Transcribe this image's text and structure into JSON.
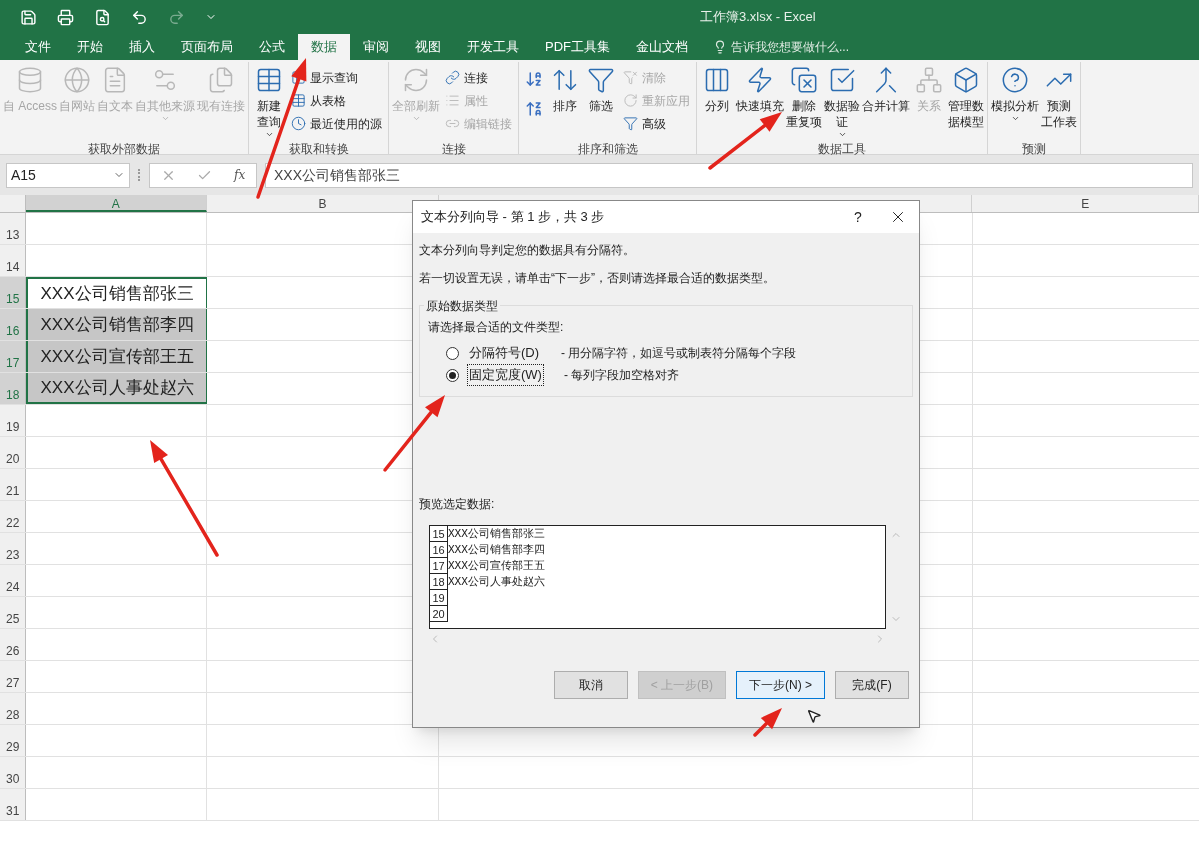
{
  "window": {
    "title": "工作簿3.xlsx - Excel"
  },
  "tabs": [
    {
      "label": "文件",
      "selected": false
    },
    {
      "label": "开始",
      "selected": false
    },
    {
      "label": "插入",
      "selected": false
    },
    {
      "label": "页面布局",
      "selected": false
    },
    {
      "label": "公式",
      "selected": false
    },
    {
      "label": "数据",
      "selected": true
    },
    {
      "label": "审阅",
      "selected": false
    },
    {
      "label": "视图",
      "selected": false
    },
    {
      "label": "开发工具",
      "selected": false
    },
    {
      "label": "PDF工具集",
      "selected": false
    },
    {
      "label": "金山文档",
      "selected": false
    }
  ],
  "tell_me": {
    "placeholder": "告诉我您想要做什么..."
  },
  "ribbon": [
    {
      "label": "获取外部数据",
      "items": [
        {
          "kind": "large",
          "lines": [
            "自 Access"
          ],
          "disabled": true
        },
        {
          "kind": "large",
          "lines": [
            "自网站"
          ],
          "disabled": true
        },
        {
          "kind": "large",
          "lines": [
            "自文本"
          ],
          "disabled": true
        },
        {
          "kind": "large",
          "lines": [
            "自其他来源"
          ],
          "disabled": true,
          "menu": true
        },
        {
          "kind": "large",
          "lines": [
            "现有连接"
          ],
          "disabled": true
        }
      ]
    },
    {
      "label": "获取和转换",
      "items": [
        {
          "kind": "large",
          "lines": [
            "新建",
            "查询"
          ],
          "disabled": false,
          "menu": true
        },
        {
          "kind": "small",
          "lines": [
            "显示查询"
          ],
          "disabled": false
        },
        {
          "kind": "small",
          "lines": [
            "从表格"
          ],
          "disabled": false
        },
        {
          "kind": "small",
          "lines": [
            "最近使用的源"
          ],
          "disabled": false
        }
      ]
    },
    {
      "label": "连接",
      "items": [
        {
          "kind": "large",
          "lines": [
            "全部刷新"
          ],
          "disabled": true,
          "menu": true
        },
        {
          "kind": "small",
          "lines": [
            "连接"
          ],
          "disabled": false
        },
        {
          "kind": "small",
          "lines": [
            "属性"
          ],
          "disabled": true
        },
        {
          "kind": "small",
          "lines": [
            "编辑链接"
          ],
          "disabled": true
        }
      ]
    },
    {
      "label": "排序和筛选",
      "items": [
        {
          "kind": "large",
          "lines": [
            "排序"
          ],
          "disabled": false
        },
        {
          "kind": "large",
          "lines": [
            "筛选"
          ],
          "disabled": false
        },
        {
          "kind": "small",
          "lines": [
            "清除"
          ],
          "disabled": true
        },
        {
          "kind": "small",
          "lines": [
            "重新应用"
          ],
          "disabled": true
        },
        {
          "kind": "small",
          "lines": [
            "高级"
          ],
          "disabled": false
        }
      ]
    },
    {
      "label": "数据工具",
      "items": [
        {
          "kind": "large",
          "lines": [
            "分列"
          ],
          "disabled": false
        },
        {
          "kind": "large",
          "lines": [
            "快速填充"
          ],
          "disabled": false
        },
        {
          "kind": "large",
          "lines": [
            "删除",
            "重复项"
          ],
          "disabled": false
        },
        {
          "kind": "large",
          "lines": [
            "数据验",
            "证"
          ],
          "disabled": false,
          "menu": true
        },
        {
          "kind": "large",
          "lines": [
            "合并计算"
          ],
          "disabled": false
        },
        {
          "kind": "large",
          "lines": [
            "关系"
          ],
          "disabled": true
        },
        {
          "kind": "large",
          "lines": [
            "管理数",
            "据模型"
          ],
          "disabled": false
        }
      ]
    },
    {
      "label": "预测",
      "items": [
        {
          "kind": "large",
          "lines": [
            "模拟分析"
          ],
          "disabled": false,
          "menu": true
        },
        {
          "kind": "large",
          "lines": [
            "预测",
            "工作表"
          ],
          "disabled": false
        }
      ]
    }
  ],
  "formula_bar": {
    "name_box": "A15",
    "fx_label": "fx",
    "value": "XXX公司销售部张三"
  },
  "columns": [
    {
      "label": "A",
      "selected": true
    },
    {
      "label": "B",
      "selected": false
    },
    {
      "label": "E",
      "selected": false
    }
  ],
  "rows": [
    {
      "number": "13",
      "selected": false
    },
    {
      "number": "14",
      "selected": false
    },
    {
      "number": "15",
      "value": "XXX公司销售部张三",
      "selected": true
    },
    {
      "number": "16",
      "value": "XXX公司销售部李四",
      "selected": true
    },
    {
      "number": "17",
      "value": "XXX公司宣传部王五",
      "selected": true
    },
    {
      "number": "18",
      "value": "XXX公司人事处赵六",
      "selected": true
    },
    {
      "number": "19",
      "selected": false
    },
    {
      "number": "20",
      "selected": false
    },
    {
      "number": "21",
      "selected": false
    },
    {
      "number": "22",
      "selected": false
    },
    {
      "number": "23",
      "selected": false
    },
    {
      "number": "24",
      "selected": false
    },
    {
      "number": "25",
      "selected": false
    },
    {
      "number": "26",
      "selected": false
    },
    {
      "number": "27",
      "selected": false
    },
    {
      "number": "28",
      "selected": false
    },
    {
      "number": "29",
      "selected": false
    },
    {
      "number": "30",
      "selected": false
    },
    {
      "number": "31",
      "selected": false
    }
  ],
  "dialog": {
    "title": "文本分列向导 - 第 1 步，共 3 步",
    "help": "?",
    "messages": [
      "文本分列向导判定您的数据具有分隔符。",
      "若一切设置无误，请单击“下一步”，否则请选择最合适的数据类型。"
    ],
    "group_label": "原始数据类型",
    "prompt": "请选择最合适的文件类型:",
    "options": [
      {
        "label": "分隔符号(D)",
        "description": "- 用分隔字符，如逗号或制表符分隔每个字段",
        "selected": false
      },
      {
        "label": "固定宽度(W)",
        "description": "- 每列字段加空格对齐",
        "selected": true
      }
    ],
    "preview_label": "预览选定数据:",
    "preview_rows": [
      {
        "number": "15",
        "text": "XXX公司销售部张三"
      },
      {
        "number": "16",
        "text": "XXX公司销售部李四"
      },
      {
        "number": "17",
        "text": "XXX公司宣传部王五"
      },
      {
        "number": "18",
        "text": "XXX公司人事处赵六"
      },
      {
        "number": "19"
      },
      {
        "number": "20"
      }
    ],
    "buttons": [
      {
        "label": "取消",
        "disabled": false,
        "default": false
      },
      {
        "label": "< 上一步(B)",
        "disabled": true,
        "default": false
      },
      {
        "label": "下一步(N) >",
        "disabled": false,
        "default": true
      },
      {
        "label": "完成(F)",
        "disabled": false,
        "default": false
      }
    ]
  }
}
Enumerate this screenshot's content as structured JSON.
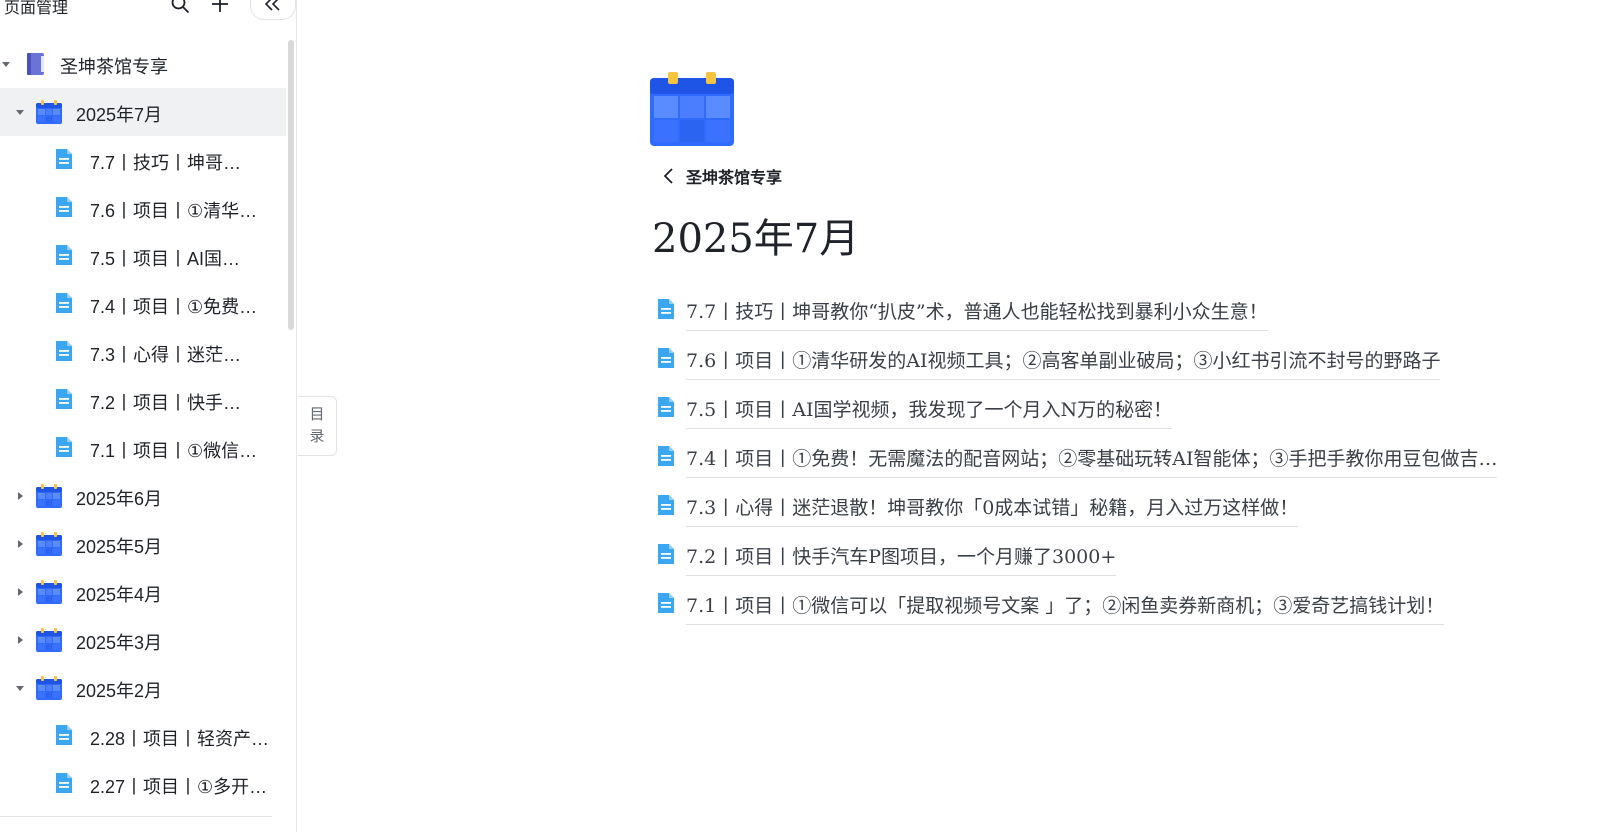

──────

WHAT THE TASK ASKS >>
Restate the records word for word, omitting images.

TASK SOLUTION >>
Transcribe this image's text and structure into JSON.
{
  "window": {
    "title": "工作簿3.xlsx - Excel"
  },
  "tabs": [
    {
      "label": "文件",
      "selected": false
    },
    {
      "label": "开始",
      "selected": false
    },
    {
      "label": "插入",
      "selected": false
    },
    {
      "label": "页面布局",
      "selected": false
    },
    {
      "label": "公式",
      "selected": false
    },
    {
      "label": "数据",
      "selected": true
    },
    {
      "label": "审阅",
      "selected": false
    },
    {
      "label": "视图",
      "selected": false
    },
    {
      "label": "开发工具",
      "selected": false
    },
    {
      "label": "PDF工具集",
      "selected": false
    },
    {
      "label": "金山文档",
      "selected": false
    }
  ],
  "tell_me": {
    "placeholder": "告诉我您想要做什么..."
  },
  "ribbon": [
    {
      "label": "获取外部数据",
      "items": [
        {
          "kind": "large",
          "lines": [
            "自 Access"
          ],
          "disabled": true
        },
        {
          "kind": "large",
          "lines": [
            "自网站"
          ],
          "disabled": true
        },
        {
          "kind": "large",
          "lines": [
            "自文本"
          ],
          "disabled": true
        },
        {
          "kind": "large",
          "lines": [
            "自其他来源"
          ],
          "disabled": true,
          "menu": true
        },
        {
          "kind": "large",
          "lines": [
            "现有连接"
          ],
          "disabled": true
        }
      ]
    },
    {
      "label": "获取和转换",
      "items": [
        {
          "kind": "large",
          "lines": [
            "新建",
            "查询"
          ],
          "disabled": false,
          "menu": true
        },
        {
          "kind": "small",
          "lines": [
            "显示查询"
          ],
          "disabled": false
        },
        {
          "kind": "small",
          "lines": [
            "从表格"
          ],
          "disabled": false
        },
        {
          "kind": "small",
          "lines": [
            "最近使用的源"
          ],
          "disabled": false
        }
      ]
    },
    {
      "label": "连接",
      "items": [
        {
          "kind": "large",
          "lines": [
            "全部刷新"
          ],
          "disabled": true,
          "menu": true
        },
        {
          "kind": "small",
          "lines": [
            "连接"
          ],
          "disabled": false
        },
        {
          "kind": "small",
          "lines": [
            "属性"
          ],
          "disabled": true
        },
        {
          "kind": "small",
          "lines": [
            "编辑链接"
          ],
          "disabled": true
        }
      ]
    },
    {
      "label": "排序和筛选",
      "items": [
        {
          "kind": "large",
          "lines": [
            "排序"
          ],
          "disabled": false
        },
        {
          "kind": "large",
          "lines": [
            "筛选"
          ],
          "disabled": false
        },
        {
          "kind": "small",
          "lines": [
            "清除"
          ],
          "disabled": true
        },
        {
          "kind": "small",
          "lines": [
            "重新应用"
          ],
          "disabled": true
        },
        {
          "kind": "small",
          "lines": [
            "高级"
          ],
          "disabled": false
        }
      ]
    },
    {
      "label": "数据工具",
      "items": [
        {
          "kind": "large",
          "lines": [
            "分列"
          ],
          "disabled": false
        },
        {
          "kind": "large",
          "lines": [
            "快速填充"
          ],
          "disabled": false
        },
        {
          "kind": "large",
          "lines": [
            "删除",
            "重复项"
          ],
          "disabled": false
        },
        {
          "kind": "large",
          "lines": [
            "数据验",
            "证"
          ],
          "disabled": false,
          "menu": true
        },
        {
          "kind": "large",
          "lines": [
            "合并计算"
          ],
          "disabled": false
        },
        {
          "kind": "large",
          "lines": [
            "关系"
          ],
          "disabled": true
        },
        {
          "kind": "large",
          "lines": [
            "管理数",
            "据模型"
          ],
          "disabled": false
        }
      ]
    },
    {
      "label": "预测",
      "items": [
        {
          "kind": "large",
          "lines": [
            "模拟分析"
          ],
          "disabled": false,
          "menu": true
        },
        {
          "kind": "large",
          "lines": [
            "预测",
            "工作表"
          ],
          "disabled": false
        }
      ]
    }
  ],
  "formula_bar": {
    "name_box": "A15",
    "fx_label": "fx",
    "value": "XXX公司销售部张三"
  },
  "columns": [
    {
      "label": "A",
      "selected": true
    },
    {
      "label": "B",
      "selected": false
    },
    {
      "label": "E",
      "selected": false
    }
  ],
  "rows": [
    {
      "number": "13",
      "selected": false
    },
    {
      "number": "14",
      "selected": false
    },
    {
      "number": "15",
      "value": "XXX公司销售部张三",
      "selected": true
    },
    {
      "number": "16",
      "value": "XXX公司销售部李四",
      "selected": true
    },
    {
      "number": "17",
      "value": "XXX公司宣传部王五",
      "selected": true
    },
    {
      "number": "18",
      "value": "XXX公司人事处赵六",
      "selected": true
    },
    {
      "number": "19",
      "selected": false
    },
    {
      "number": "20",
      "selected": false
    },
    {
      "number": "21",
      "selected": false
    },
    {
      "number": "22",
      "selected": false
    },
    {
      "number": "23",
      "selected": false
    },
    {
      "number": "24",
      "selected": false
    },
    {
      "number": "25",
      "selected": false
    },
    {
      "number": "26",
      "selected": false
    },
    {
      "number": "27",
      "selected": false
    },
    {
      "number": "28",
      "selected": false
    },
    {
      "number": "29",
      "selected": false
    },
    {
      "number": "30",
      "selected": false
    },
    {
      "number": "31",
      "selected": false
    }
  ],
  "dialog": {
    "title": "文本分列向导 - 第 1 步，共 3 步",
    "help": "?",
    "messages": [
      "文本分列向导判定您的数据具有分隔符。",
      "若一切设置无误，请单击“下一步”，否则请选择最合适的数据类型。"
    ],
    "group_label": "原始数据类型",
    "prompt": "请选择最合适的文件类型:",
    "options": [
      {
        "label": "分隔符号(D)",
        "description": "- 用分隔字符，如逗号或制表符分隔每个字段",
        "selected": false
      },
      {
        "label": "固定宽度(W)",
        "description": "- 每列字段加空格对齐",
        "selected": true
      }
    ],
    "preview_label": "预览选定数据:",
    "preview_rows": [
      {
        "number": "15",
        "text": "XXX公司销售部张三"
      },
      {
        "number": "16",
        "text": "XXX公司销售部李四"
      },
      {
        "number": "17",
        "text": "XXX公司宣传部王五"
      },
      {
        "number": "18",
        "text": "XXX公司人事处赵六"
      },
      {
        "number": "19"
      },
      {
        "number": "20"
      }
    ],
    "buttons": [
      {
        "label": "取消",
        "disabled": false,
        "default": false
      },
      {
        "label": "< 上一步(B)",
        "disabled": true,
        "default": false
      },
      {
        "label": "下一步(N) >",
        "disabled": false,
        "default": true
      },
      {
        "label": "完成(F)",
        "disabled": false,
        "default": false
      }
    ]
  }
}
Enumerate this screenshot's content as structured JSON.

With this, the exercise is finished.